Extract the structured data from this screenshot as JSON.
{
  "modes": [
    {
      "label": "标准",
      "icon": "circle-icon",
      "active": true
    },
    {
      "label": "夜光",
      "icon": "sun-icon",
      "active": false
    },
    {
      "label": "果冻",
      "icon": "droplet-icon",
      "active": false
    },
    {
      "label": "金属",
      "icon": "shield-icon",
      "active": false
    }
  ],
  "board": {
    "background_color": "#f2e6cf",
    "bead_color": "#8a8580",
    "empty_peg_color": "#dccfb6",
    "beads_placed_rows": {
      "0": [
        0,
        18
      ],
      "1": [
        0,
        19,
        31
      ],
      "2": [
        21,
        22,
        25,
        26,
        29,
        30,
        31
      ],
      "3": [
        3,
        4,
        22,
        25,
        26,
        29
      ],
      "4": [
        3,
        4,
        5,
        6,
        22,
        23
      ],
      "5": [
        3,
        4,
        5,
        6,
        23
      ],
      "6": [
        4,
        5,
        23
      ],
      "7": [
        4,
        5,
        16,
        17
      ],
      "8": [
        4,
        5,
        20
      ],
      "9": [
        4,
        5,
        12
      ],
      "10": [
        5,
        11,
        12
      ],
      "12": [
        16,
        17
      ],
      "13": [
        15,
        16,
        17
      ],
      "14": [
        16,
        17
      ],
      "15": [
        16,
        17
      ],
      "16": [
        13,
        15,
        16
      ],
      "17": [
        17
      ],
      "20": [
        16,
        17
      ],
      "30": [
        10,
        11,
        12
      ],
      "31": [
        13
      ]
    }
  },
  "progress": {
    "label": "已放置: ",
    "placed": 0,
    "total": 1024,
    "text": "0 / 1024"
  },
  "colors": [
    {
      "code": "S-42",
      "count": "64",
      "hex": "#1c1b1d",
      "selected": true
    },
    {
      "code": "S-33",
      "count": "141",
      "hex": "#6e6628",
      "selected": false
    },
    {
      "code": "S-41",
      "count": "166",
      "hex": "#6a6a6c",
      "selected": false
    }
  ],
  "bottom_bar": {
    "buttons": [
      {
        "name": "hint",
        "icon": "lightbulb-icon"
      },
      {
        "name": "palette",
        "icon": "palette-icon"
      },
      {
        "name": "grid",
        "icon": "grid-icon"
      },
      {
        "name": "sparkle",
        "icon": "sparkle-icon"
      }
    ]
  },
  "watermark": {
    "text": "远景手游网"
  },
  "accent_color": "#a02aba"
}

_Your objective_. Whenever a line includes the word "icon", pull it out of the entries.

_Exercise result_.
      "icon": "circle-icon",
      "icon": "sun-icon",
      "icon": "droplet-icon",
      "icon": "shield-icon",
        "icon": "lightbulb-icon"
        "icon": "palette-icon"
        "icon": "grid-icon"
        "icon": "sparkle-icon"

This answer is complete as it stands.